• **Data shown**
:::

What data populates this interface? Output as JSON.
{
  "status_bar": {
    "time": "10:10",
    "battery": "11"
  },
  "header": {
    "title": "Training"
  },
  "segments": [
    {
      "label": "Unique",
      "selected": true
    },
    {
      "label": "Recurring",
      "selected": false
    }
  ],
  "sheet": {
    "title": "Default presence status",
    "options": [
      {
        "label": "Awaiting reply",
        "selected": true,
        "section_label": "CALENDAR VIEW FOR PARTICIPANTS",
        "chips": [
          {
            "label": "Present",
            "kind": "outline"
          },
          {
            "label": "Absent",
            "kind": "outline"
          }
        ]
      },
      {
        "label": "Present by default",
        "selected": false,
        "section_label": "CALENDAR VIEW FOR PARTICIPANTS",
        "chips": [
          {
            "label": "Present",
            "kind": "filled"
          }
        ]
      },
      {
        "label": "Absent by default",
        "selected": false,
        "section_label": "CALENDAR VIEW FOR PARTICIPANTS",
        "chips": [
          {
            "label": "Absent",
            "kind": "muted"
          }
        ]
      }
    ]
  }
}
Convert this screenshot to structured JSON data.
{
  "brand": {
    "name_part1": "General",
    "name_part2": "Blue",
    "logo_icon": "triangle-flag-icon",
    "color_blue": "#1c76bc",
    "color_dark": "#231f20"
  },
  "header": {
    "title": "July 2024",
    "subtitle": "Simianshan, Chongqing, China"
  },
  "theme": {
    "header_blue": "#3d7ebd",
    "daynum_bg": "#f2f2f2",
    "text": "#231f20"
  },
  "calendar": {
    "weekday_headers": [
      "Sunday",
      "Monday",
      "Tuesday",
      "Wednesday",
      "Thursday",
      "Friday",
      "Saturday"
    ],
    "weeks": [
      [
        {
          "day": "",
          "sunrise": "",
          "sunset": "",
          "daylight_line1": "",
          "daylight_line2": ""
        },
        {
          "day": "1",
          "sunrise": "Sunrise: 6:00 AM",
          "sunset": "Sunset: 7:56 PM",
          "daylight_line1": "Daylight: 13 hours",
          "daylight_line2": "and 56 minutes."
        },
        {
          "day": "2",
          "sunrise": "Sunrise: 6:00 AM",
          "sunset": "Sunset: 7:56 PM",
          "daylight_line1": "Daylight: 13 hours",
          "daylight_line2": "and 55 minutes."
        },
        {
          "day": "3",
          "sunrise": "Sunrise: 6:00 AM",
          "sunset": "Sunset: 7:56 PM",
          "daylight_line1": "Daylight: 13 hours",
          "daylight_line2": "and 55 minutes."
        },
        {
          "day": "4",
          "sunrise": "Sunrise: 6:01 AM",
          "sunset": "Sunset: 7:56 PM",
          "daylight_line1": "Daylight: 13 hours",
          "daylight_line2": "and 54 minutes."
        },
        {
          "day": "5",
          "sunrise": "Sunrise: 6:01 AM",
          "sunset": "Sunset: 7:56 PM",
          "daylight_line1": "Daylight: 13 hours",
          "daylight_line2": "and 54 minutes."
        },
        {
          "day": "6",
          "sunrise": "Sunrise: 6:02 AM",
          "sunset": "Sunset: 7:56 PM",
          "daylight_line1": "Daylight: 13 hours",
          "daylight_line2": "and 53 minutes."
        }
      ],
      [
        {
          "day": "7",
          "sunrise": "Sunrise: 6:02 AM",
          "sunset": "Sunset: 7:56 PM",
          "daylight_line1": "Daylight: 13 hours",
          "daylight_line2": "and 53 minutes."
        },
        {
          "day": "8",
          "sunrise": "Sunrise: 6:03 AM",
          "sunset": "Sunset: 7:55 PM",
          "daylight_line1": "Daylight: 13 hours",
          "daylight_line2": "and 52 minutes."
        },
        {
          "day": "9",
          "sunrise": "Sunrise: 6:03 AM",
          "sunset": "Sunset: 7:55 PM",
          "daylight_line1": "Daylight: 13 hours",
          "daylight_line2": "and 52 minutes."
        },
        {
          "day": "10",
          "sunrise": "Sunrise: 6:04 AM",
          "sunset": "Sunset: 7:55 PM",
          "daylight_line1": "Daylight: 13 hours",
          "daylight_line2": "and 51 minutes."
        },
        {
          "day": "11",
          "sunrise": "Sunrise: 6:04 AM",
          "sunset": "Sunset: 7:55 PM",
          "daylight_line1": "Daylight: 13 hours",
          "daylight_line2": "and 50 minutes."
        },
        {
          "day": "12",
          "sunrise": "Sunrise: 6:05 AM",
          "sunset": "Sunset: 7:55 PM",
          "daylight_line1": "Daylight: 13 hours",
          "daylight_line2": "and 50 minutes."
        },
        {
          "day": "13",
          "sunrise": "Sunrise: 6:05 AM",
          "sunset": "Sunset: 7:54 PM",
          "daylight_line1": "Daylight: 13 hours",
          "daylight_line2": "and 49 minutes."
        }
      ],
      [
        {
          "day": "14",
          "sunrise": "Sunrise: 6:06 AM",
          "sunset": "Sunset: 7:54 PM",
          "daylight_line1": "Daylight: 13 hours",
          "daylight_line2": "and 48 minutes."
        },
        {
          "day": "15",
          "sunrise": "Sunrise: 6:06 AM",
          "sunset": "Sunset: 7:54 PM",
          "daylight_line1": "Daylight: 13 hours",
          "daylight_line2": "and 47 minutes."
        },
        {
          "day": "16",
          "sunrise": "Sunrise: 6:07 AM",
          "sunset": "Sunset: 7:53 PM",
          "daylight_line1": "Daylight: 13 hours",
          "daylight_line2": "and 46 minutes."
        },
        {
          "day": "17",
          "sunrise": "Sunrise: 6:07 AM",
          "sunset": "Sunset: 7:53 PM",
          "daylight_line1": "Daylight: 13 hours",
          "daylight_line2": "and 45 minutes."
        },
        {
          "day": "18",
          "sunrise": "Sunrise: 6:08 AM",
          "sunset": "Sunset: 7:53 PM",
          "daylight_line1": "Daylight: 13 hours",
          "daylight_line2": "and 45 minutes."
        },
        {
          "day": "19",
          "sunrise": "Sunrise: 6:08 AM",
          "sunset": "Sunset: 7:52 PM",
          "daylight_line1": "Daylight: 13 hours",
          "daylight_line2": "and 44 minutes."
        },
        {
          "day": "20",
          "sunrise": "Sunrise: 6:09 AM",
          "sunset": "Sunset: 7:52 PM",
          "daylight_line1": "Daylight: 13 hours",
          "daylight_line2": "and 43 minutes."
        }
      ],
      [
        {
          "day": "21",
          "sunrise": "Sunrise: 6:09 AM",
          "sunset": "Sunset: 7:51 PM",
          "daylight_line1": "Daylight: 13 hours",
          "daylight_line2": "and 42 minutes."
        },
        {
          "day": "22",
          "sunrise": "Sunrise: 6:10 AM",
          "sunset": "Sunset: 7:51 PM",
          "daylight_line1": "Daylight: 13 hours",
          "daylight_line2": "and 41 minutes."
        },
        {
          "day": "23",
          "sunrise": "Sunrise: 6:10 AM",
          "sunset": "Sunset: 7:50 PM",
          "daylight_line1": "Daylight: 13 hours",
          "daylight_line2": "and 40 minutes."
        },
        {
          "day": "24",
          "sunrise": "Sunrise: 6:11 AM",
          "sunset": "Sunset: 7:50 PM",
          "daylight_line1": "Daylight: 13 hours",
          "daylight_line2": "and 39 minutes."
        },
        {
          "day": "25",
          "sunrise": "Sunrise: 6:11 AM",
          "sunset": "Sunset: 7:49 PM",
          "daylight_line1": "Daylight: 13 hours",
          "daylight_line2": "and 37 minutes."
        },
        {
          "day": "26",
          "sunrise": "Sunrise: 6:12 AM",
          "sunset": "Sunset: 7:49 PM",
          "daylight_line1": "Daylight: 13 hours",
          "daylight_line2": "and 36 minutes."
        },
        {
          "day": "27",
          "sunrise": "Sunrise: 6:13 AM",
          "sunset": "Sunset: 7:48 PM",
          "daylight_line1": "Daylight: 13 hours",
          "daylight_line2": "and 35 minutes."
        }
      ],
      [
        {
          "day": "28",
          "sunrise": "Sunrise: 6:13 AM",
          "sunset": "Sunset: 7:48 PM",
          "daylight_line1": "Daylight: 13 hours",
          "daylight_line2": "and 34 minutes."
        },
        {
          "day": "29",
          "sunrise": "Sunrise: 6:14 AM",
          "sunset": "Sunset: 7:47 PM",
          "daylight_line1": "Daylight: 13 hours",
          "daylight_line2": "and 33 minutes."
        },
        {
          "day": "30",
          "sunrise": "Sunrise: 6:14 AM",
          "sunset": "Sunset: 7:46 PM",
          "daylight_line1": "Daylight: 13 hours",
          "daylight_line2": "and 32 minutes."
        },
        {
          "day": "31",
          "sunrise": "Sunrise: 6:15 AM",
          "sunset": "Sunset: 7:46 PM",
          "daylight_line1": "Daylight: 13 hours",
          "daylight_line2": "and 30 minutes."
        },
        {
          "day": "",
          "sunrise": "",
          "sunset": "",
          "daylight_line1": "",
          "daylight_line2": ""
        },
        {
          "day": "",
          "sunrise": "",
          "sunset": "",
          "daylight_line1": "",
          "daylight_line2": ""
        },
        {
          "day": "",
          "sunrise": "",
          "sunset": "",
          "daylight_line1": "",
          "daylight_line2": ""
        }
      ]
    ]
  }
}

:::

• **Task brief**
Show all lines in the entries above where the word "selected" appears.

• **Answer to this problem**
      "selected": true
      "selected": false
        "selected": true,
        "selected": false,
        "selected": false,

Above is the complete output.